We got a note from Keys, who claims to have written more than 2,000 poems for passersby on the mall using a 1917 typewriter and a sign reading “Poems about anyone or anything.” His customers tell him what they want the poem to be about, and he churns out a piece in about five minutes. Then he takes a photo of the person holding the poem.
Keys tells us that he got at least one repeat customer every day this spring and summer. One woman has gotten eight poems from him, he says, and another has the last line of a poem he did for her 2-yearold daughter tattooed on her arm in his typewriter font.
And this winter, according to Keys, he’s teamed up with the Boulder Book Store to keep the poems flowing during frigid winter days — by setting up shop on the store’s second floor. He lauds Boulder Book Store owner David Bolduc and calls it “a fine collaboration of a local business and artist enriching the life of Boulder.”
Roses are red, violets are blue, Bill is keeping Boulder weird, so why don’t you?
NEEDLES TO GO Have you heard about the new concept in Boulder for keeping affordable health care on the move?
It’s called the Acupuncture Bus, and the idea is to increase access to acupuncture, a medical treatment that is often both financially and physically out of reach for many people. Boulder acupuncturist Noah Goldstein decided to begin offering his services on an affordable sliding scale and setting up shop where he is needed most.

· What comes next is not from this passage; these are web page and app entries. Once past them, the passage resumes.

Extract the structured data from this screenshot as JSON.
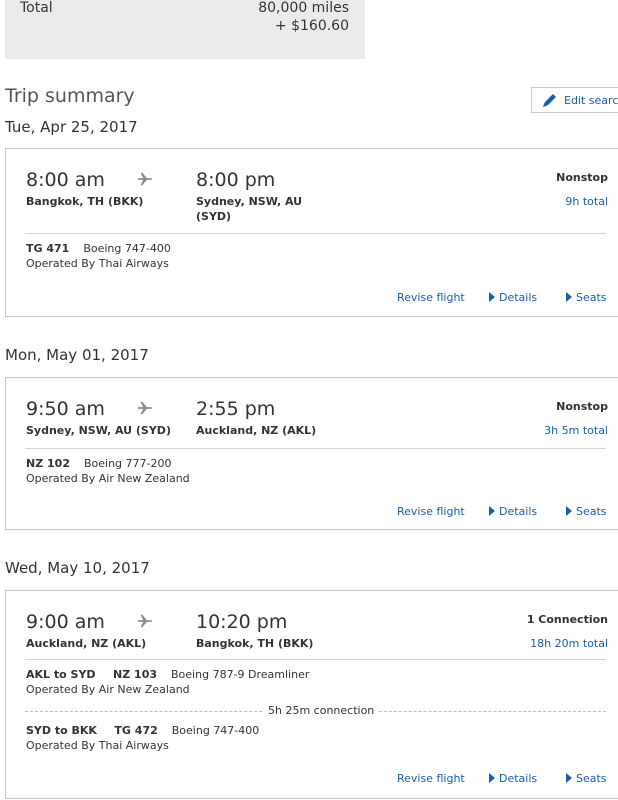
{
  "total": {
    "label": "Total",
    "miles": "80,000 miles",
    "cash": "+ $160.60"
  },
  "trip_summary": {
    "title": "Trip summary",
    "edit_search": "Edit search"
  },
  "segments": [
    {
      "date": "Tue, Apr 25, 2017",
      "depart_time": "8:00 am",
      "arrive_time": "8:00 pm",
      "origin": "Bangkok, TH (BKK)",
      "destination_line1": "Sydney, NSW, AU",
      "destination_line2": "(SYD)",
      "stops": "Nonstop",
      "duration": "9h total",
      "flight_no": "TG 471",
      "aircraft": "Boeing 747-400",
      "operated_by": "Operated By Thai Airways",
      "links": {
        "revise": "Revise flight",
        "details": "Details",
        "seats": "Seats"
      }
    },
    {
      "date": "Mon, May 01, 2017",
      "depart_time": "9:50 am",
      "arrive_time": "2:55 pm",
      "origin": "Sydney, NSW, AU (SYD)",
      "destination": "Auckland, NZ (AKL)",
      "stops": "Nonstop",
      "duration": "3h 5m total",
      "flight_no": "NZ 102",
      "aircraft": "Boeing 777-200",
      "operated_by": "Operated By Air New Zealand",
      "links": {
        "revise": "Revise flight",
        "details": "Details",
        "seats": "Seats"
      }
    },
    {
      "date": "Wed, May 10, 2017",
      "depart_time": "9:00 am",
      "arrive_time": "10:20 pm",
      "origin": "Auckland, NZ (AKL)",
      "destination": "Bangkok, TH (BKK)",
      "stops": "1 Connection",
      "duration": "18h 20m total",
      "legs": [
        {
          "route": "AKL to SYD",
          "flight_no": "NZ 103",
          "aircraft": "Boeing 787-9 Dreamliner",
          "operated_by": "Operated By Air New Zealand"
        },
        {
          "route": "SYD to BKK",
          "flight_no": "TG 472",
          "aircraft": "Boeing 747-400",
          "operated_by": "Operated By Thai Airways"
        }
      ],
      "connection": "5h 25m connection",
      "links": {
        "revise": "Revise flight",
        "details": "Details",
        "seats": "Seats"
      }
    }
  ],
  "colors": {
    "link": "#1b5ea6",
    "border": "#c8c8c8",
    "total_bg": "#ebebeb"
  },
  "icons": {
    "plane": "plane-icon",
    "edit": "pencil-icon",
    "arrow": "triangle-right-icon"
  }
}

The bus is expected to launch in February, and Goldstein has launched a crowdfunding campaign to help get the effort off the ground. He says in a press release that his hope is to someday have a fleet of buses across the country, “supporting communities in a myriad of underserved areas looking for affordable healing.”
For more information, check out www.indiegogo.com/projects/the-acupuncture-bus.
REST IN PEACE Here’s one you probably did miss, in fact. At least 15 homeless people died in Boulder in 2013.
The homeless community and its friends, advocates and service providers host a ceremony annually to commemorate the lives of those who perished while on the streets, and this year it will be held at 10:30 a.m. on Saturday, Dec. 21, at the Central Park Bandshell.
You may have noticed that we have been periodically running profiles on local homeless people throughout the year in an effort to combat the stigma and stereotypes too often attached to the homeless. We’ve been telling their stories in an effort to shine light on the various paths and circumstances that can lead to a life on the street. It hasn’t been an effort to be bleeding-heart liberals, to glorify or even generate sympathy for them; many have done inexcusable things and deserve the consequences. Instead, it’s been a series aimed at exploring the often complicated factors that can contribute to the lot of those on the lowest rung of our socioeconomic ladder.
In that spirit of attaching names — and lives — to the faces, here are the members of the homeless community who will be remembered on Dec. 21: Lara Wilkerson; Joshua “Roach” Gunter Roach, 36; David Urban, 48; David Kiser, 45; Tyler “Frodo” Dory, 22; “DC,” late 40s; Terri Sternberg, 60; Michael Garriss, early 30s; Troy Peterson, 46; Thomas Carbone; Gary Purcell; Richard Bard; Hugh Gouthrou; David Dunn; Terry Allen Cooper.